**Goal of the exercise:**
Set the whole listing down again, word for word, with no pictures.

**Data to examine:**
Content starts
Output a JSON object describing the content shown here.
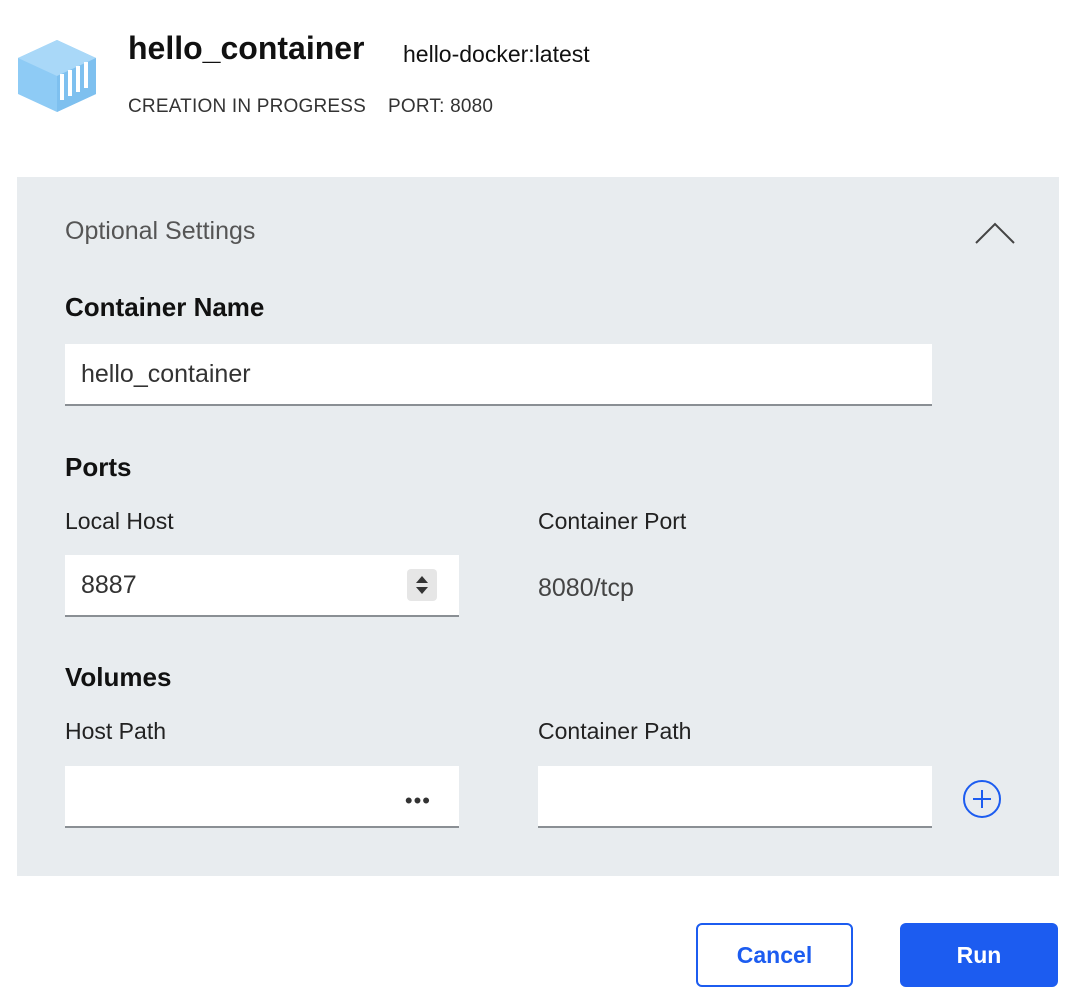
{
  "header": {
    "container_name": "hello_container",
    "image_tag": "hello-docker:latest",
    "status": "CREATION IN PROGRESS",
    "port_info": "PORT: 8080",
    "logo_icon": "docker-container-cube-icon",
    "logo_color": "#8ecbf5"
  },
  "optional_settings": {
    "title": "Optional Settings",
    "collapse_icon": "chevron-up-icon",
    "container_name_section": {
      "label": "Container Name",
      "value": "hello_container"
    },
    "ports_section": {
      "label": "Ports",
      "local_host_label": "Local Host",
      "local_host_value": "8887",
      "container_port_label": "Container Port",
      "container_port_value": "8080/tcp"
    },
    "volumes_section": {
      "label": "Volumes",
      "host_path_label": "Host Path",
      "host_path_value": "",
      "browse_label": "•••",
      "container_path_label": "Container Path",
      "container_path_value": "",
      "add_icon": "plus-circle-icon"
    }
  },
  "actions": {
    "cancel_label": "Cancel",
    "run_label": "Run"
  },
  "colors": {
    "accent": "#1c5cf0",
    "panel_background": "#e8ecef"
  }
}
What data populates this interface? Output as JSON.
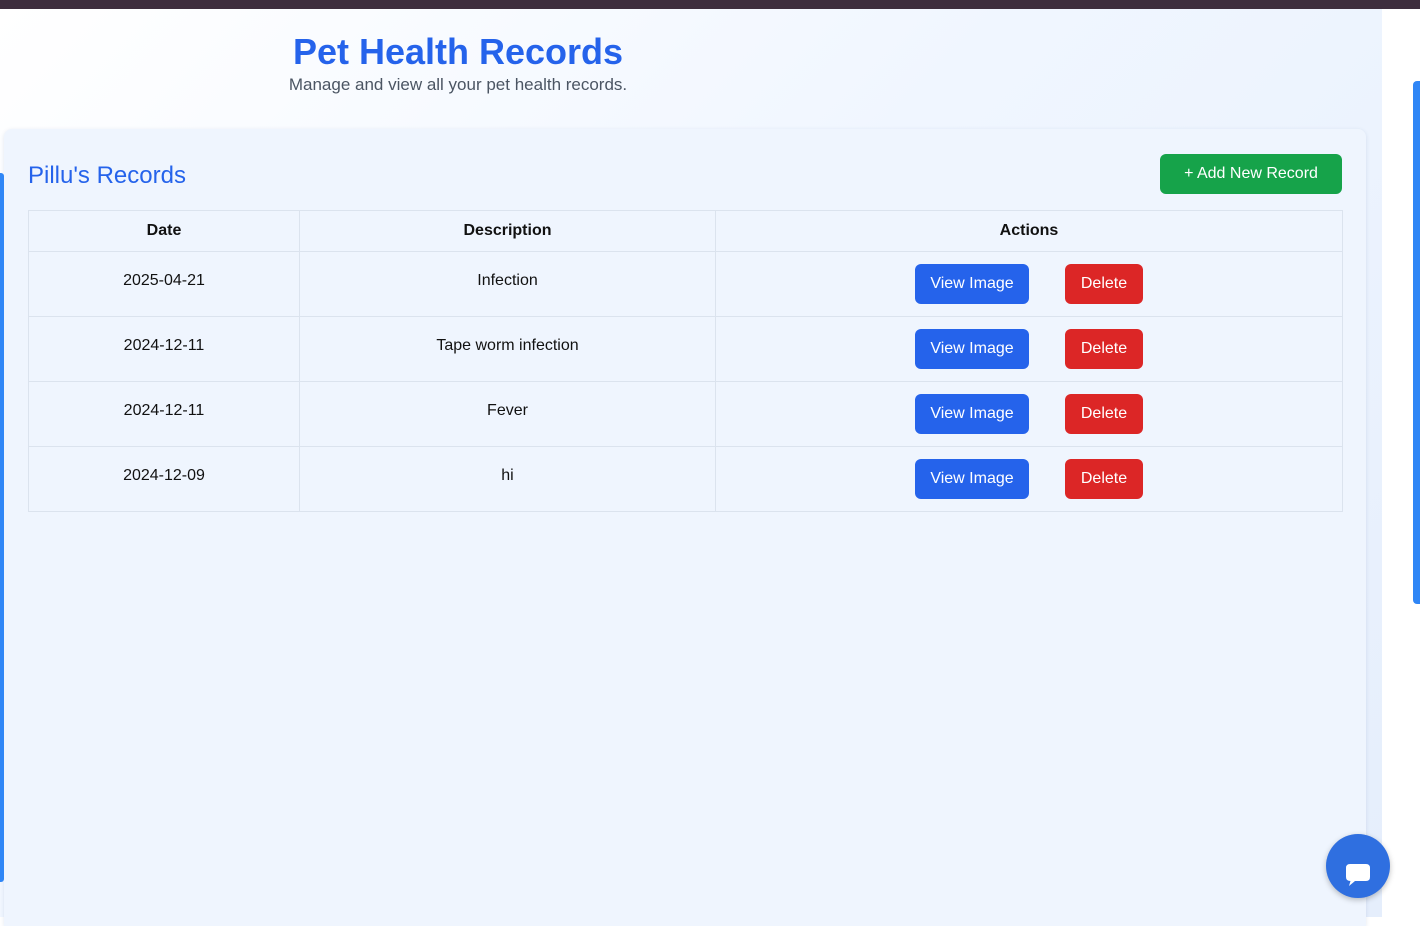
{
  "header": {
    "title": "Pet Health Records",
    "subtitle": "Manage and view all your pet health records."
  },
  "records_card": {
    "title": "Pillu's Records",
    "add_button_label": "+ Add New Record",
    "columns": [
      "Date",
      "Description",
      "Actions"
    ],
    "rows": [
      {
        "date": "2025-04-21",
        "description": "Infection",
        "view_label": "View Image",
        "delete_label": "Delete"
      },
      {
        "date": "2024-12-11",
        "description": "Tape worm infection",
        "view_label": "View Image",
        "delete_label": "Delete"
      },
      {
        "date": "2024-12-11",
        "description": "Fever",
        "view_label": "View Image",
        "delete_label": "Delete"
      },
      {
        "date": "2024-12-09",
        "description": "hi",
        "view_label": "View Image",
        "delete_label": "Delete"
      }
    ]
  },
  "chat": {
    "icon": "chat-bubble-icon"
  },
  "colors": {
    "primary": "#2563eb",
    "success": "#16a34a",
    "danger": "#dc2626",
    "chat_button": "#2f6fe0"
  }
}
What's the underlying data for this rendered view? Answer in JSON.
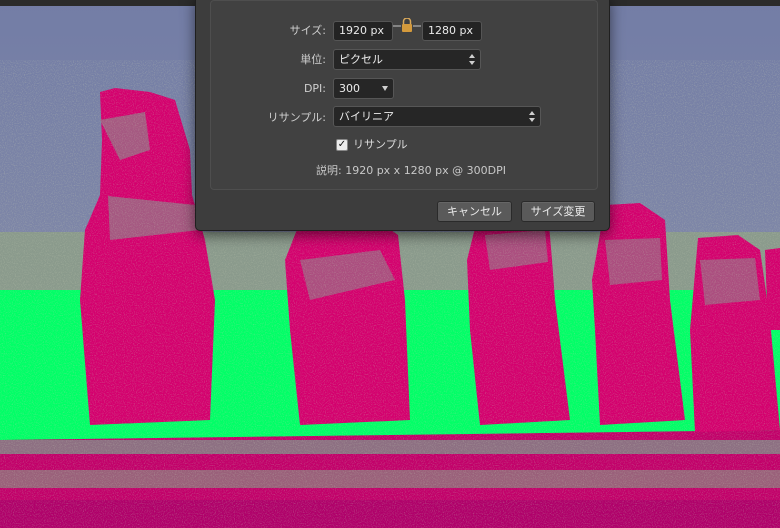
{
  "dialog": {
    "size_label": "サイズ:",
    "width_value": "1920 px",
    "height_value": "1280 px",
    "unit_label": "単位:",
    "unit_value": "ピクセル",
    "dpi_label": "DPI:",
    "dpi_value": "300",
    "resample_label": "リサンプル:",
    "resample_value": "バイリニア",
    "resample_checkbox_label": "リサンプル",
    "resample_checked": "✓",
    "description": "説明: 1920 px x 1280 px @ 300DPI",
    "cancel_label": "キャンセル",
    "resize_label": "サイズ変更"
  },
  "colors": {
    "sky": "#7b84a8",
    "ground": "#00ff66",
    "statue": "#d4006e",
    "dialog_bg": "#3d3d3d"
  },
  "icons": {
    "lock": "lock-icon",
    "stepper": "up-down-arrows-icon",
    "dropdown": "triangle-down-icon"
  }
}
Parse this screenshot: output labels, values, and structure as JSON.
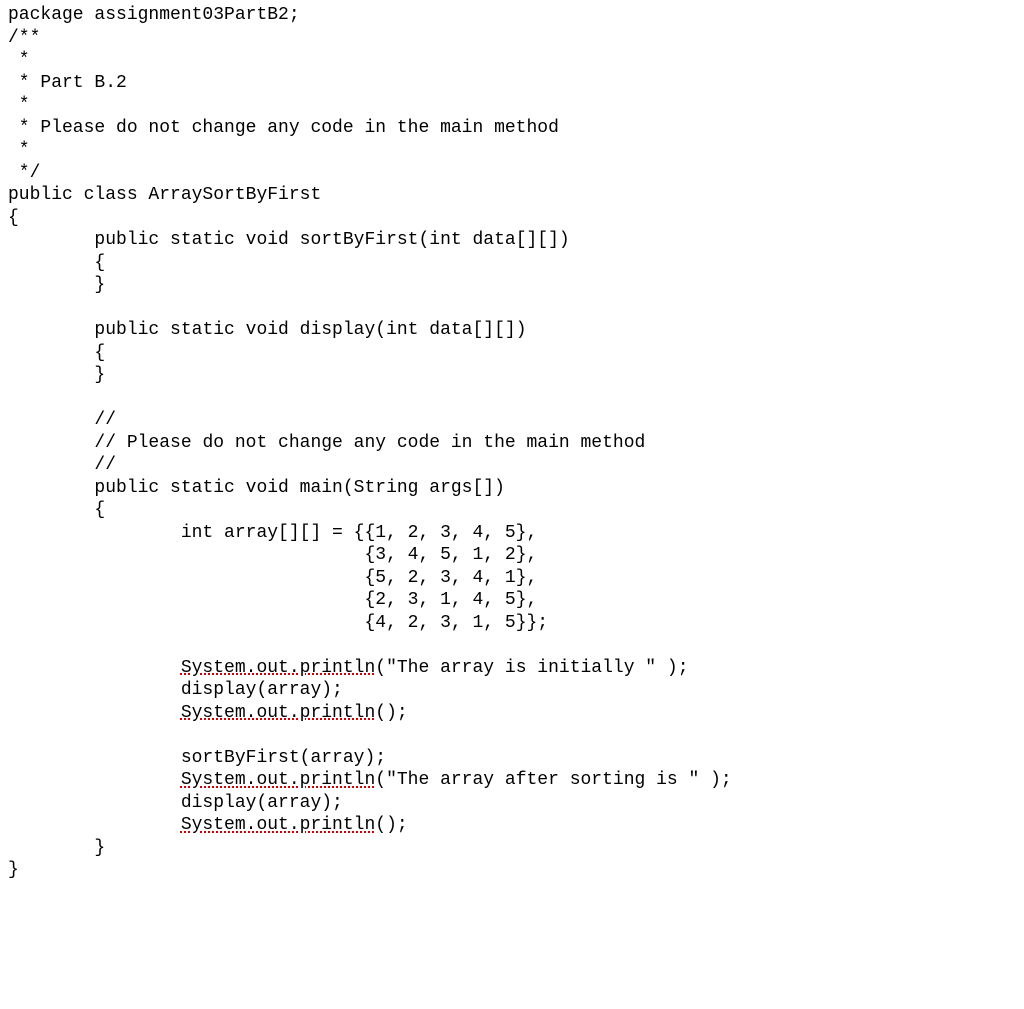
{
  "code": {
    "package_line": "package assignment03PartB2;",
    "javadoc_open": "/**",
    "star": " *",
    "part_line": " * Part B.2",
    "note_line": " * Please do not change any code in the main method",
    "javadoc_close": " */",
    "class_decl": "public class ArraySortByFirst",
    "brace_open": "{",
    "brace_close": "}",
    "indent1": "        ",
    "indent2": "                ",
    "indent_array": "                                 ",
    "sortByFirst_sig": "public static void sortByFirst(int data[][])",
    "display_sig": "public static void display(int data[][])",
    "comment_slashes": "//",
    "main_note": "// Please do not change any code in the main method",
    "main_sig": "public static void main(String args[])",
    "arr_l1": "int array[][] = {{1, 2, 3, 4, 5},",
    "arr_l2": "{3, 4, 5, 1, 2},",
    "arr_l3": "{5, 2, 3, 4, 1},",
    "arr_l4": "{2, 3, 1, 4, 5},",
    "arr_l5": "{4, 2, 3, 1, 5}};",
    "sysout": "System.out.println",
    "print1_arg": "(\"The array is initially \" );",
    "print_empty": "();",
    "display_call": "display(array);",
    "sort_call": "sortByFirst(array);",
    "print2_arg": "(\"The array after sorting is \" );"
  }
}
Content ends
**Written response:**
Output a JSON object describing the content shown here.
{
  "header": {
    "container_name": "hello_container",
    "image_tag": "hello-docker:latest",
    "status": "CREATION IN PROGRESS",
    "port_info": "PORT: 8080",
    "logo_icon": "docker-container-cube-icon",
    "logo_color": "#8ecbf5"
  },
  "optional_settings": {
    "title": "Optional Settings",
    "collapse_icon": "chevron-up-icon",
    "container_name_section": {
      "label": "Container Name",
      "value": "hello_container"
    },
    "ports_section": {
      "label": "Ports",
      "local_host_label": "Local Host",
      "local_host_value": "8887",
      "container_port_label": "Container Port",
      "container_port_value": "8080/tcp"
    },
    "volumes_section": {
      "label": "Volumes",
      "host_path_label": "Host Path",
      "host_path_value": "",
      "browse_label": "•••",
      "container_path_label": "Container Path",
      "container_path_value": "",
      "add_icon": "plus-circle-icon"
    }
  },
  "actions": {
    "cancel_label": "Cancel",
    "run_label": "Run"
  },
  "colors": {
    "accent": "#1c5cf0",
    "panel_background": "#e8ecef"
  }
}
What data populates this interface? Output as JSON.
{
  "header": {
    "title": "Pet Health Records",
    "subtitle": "Manage and view all your pet health records."
  },
  "records_card": {
    "title": "Pillu's Records",
    "add_button_label": "+ Add New Record",
    "columns": [
      "Date",
      "Description",
      "Actions"
    ],
    "rows": [
      {
        "date": "2025-04-21",
        "description": "Infection",
        "view_label": "View Image",
        "delete_label": "Delete"
      },
      {
        "date": "2024-12-11",
        "description": "Tape worm infection",
        "view_label": "View Image",
        "delete_label": "Delete"
      },
      {
        "date": "2024-12-11",
        "description": "Fever",
        "view_label": "View Image",
        "delete_label": "Delete"
      },
      {
        "date": "2024-12-09",
        "description": "hi",
        "view_label": "View Image",
        "delete_label": "Delete"
      }
    ]
  },
  "chat": {
    "icon": "chat-bubble-icon"
  },
  "colors": {
    "primary": "#2563eb",
    "success": "#16a34a",
    "danger": "#dc2626",
    "chat_button": "#2f6fe0"
  }
}
What's the underlying data for this rendered view? Answer in JSON.
{
  "dialog": {
    "size_label": "サイズ:",
    "width_value": "1920 px",
    "height_value": "1280 px",
    "unit_label": "単位:",
    "unit_value": "ピクセル",
    "dpi_label": "DPI:",
    "dpi_value": "300",
    "resample_label": "リサンプル:",
    "resample_value": "バイリニア",
    "resample_checkbox_label": "リサンプル",
    "resample_checked": "✓",
    "description": "説明: 1920 px x 1280 px @ 300DPI",
    "cancel_label": "キャンセル",
    "resize_label": "サイズ変更"
  },
  "colors": {
    "sky": "#7b84a8",
    "ground": "#00ff66",
    "statue": "#d4006e",
    "dialog_bg": "#3d3d3d"
  },
  "icons": {
    "lock": "lock-icon",
    "stepper": "up-down-arrows-icon",
    "dropdown": "triangle-down-icon"
  }
}
Parse this screenshot: output labels, values, and structure as JSON.
{
  "code": {
    "package_line": "package assignment03PartB2;",
    "javadoc_open": "/**",
    "star": " *",
    "part_line": " * Part B.2",
    "note_line": " * Please do not change any code in the main method",
    "javadoc_close": " */",
    "class_decl": "public class ArraySortByFirst",
    "brace_open": "{",
    "brace_close": "}",
    "indent1": "        ",
    "indent2": "                ",
    "indent_array": "                                 ",
    "sortByFirst_sig": "public static void sortByFirst(int data[][])",
    "display_sig": "public static void display(int data[][])",
    "comment_slashes": "//",
    "main_note": "// Please do not change any code in the main method",
    "main_sig": "public static void main(String args[])",
    "arr_l1": "int array[][] = {{1, 2, 3, 4, 5},",
    "arr_l2": "{3, 4, 5, 1, 2},",
    "arr_l3": "{5, 2, 3, 4, 1},",
    "arr_l4": "{2, 3, 1, 4, 5},",
    "arr_l5": "{4, 2, 3, 1, 5}};",
    "sysout": "System.out.println",
    "print1_arg": "(\"The array is initially \" );",
    "print_empty": "();",
    "display_call": "display(array);",
    "sort_call": "sortByFirst(array);",
    "print2_arg": "(\"The array after sorting is \" );"
  }
}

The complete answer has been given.